The National Institutes of Drug Abuse (NIDA) estimates that addiction to tobacco, alcohol, and drugs costs more than $600 billion dollars each year. That includes the associated crime and incarcerations, increased health care costs, and lost work productivity that all too often go hand-in-hand with substance abuse.

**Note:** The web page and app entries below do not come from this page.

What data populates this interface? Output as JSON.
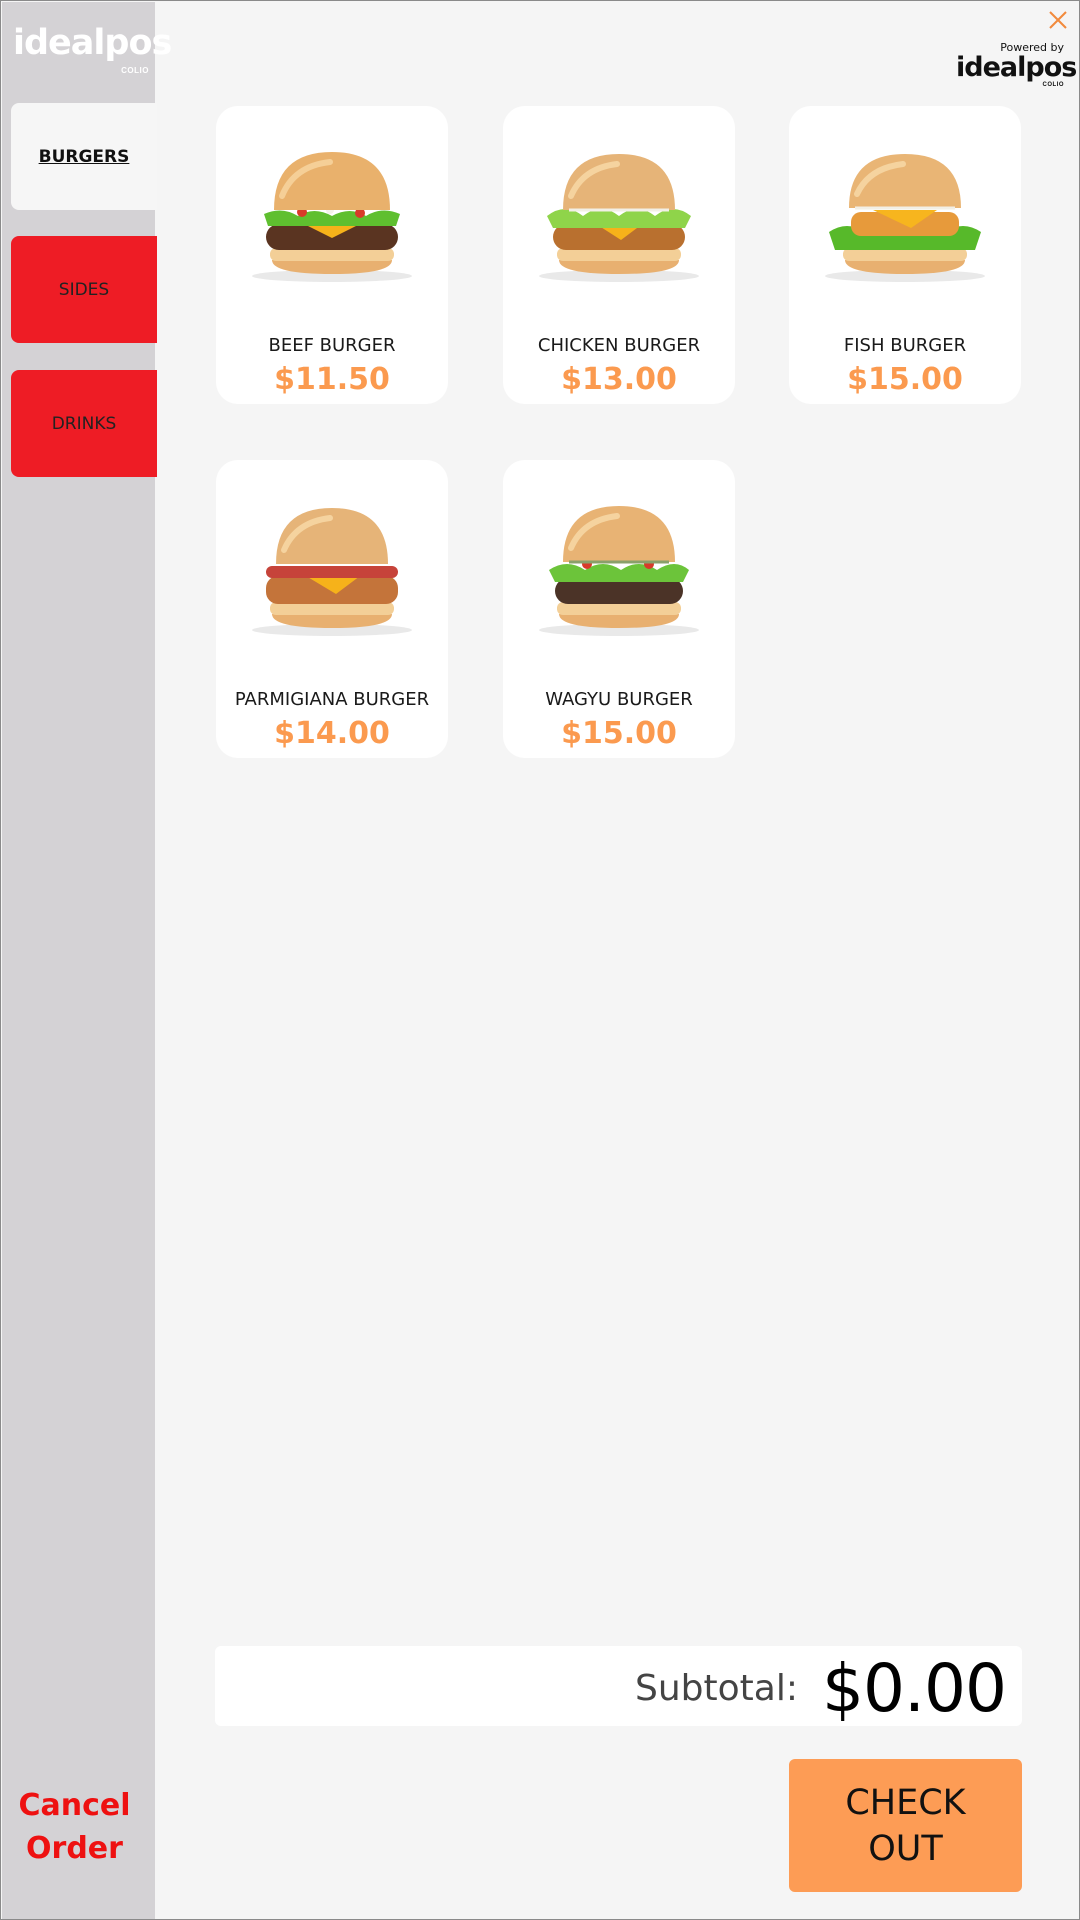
{
  "brand": {
    "logo_text": "idealpos",
    "logo_sub": "COLIO"
  },
  "powered_by": {
    "label": "Powered by",
    "logo_text": "idealpos",
    "logo_sub": "COLIO"
  },
  "categories": [
    {
      "label": "BURGERS",
      "active": true
    },
    {
      "label": "SIDES",
      "active": false
    },
    {
      "label": "DRINKS",
      "active": false
    }
  ],
  "products": [
    {
      "name": "BEEF BURGER",
      "price": "$11.50",
      "patty": "beef"
    },
    {
      "name": "CHICKEN BURGER",
      "price": "$13.00",
      "patty": "chicken"
    },
    {
      "name": "FISH BURGER",
      "price": "$15.00",
      "patty": "fish"
    },
    {
      "name": "PARMIGIANA BURGER",
      "price": "$14.00",
      "patty": "parmigiana"
    },
    {
      "name": "WAGYU BURGER",
      "price": "$15.00",
      "patty": "wagyu"
    }
  ],
  "subtotal": {
    "label": "Subtotal:",
    "value": "$0.00"
  },
  "checkout": {
    "line1": "CHECK",
    "line2": "OUT"
  },
  "cancel": {
    "line1": "Cancel",
    "line2": "Order"
  },
  "colors": {
    "accent_orange": "#fd9c55",
    "price_orange": "#fb9a4f",
    "category_red": "#ee1c25",
    "cancel_red": "#ee1111",
    "sidebar_gray": "#d4d2d5"
  }
}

Those who study addictions are still trying to answer one basic question: what is the difference between an individual who can use a substance without long-term consequences and someone who will develop a lifelong addiction? Marilee Morgan, manager of the genetics laboratory at the University of Colorado at Boulder’s Center for Health and Addiction (CUChange), and lab founders Kent Hutchison and Angela Bryan are hoping to find some clues in the epigenome. Using the MiSeq® System and Nextera®XT Library Prep Kit, she and her colleagues are using targeting methylation sequencing to understand the changes that substance abuse makes to the brain. With luck, understanding those epigenetic modifications will help them to identify new targets to treat and perhaps even prevent addiction in the future.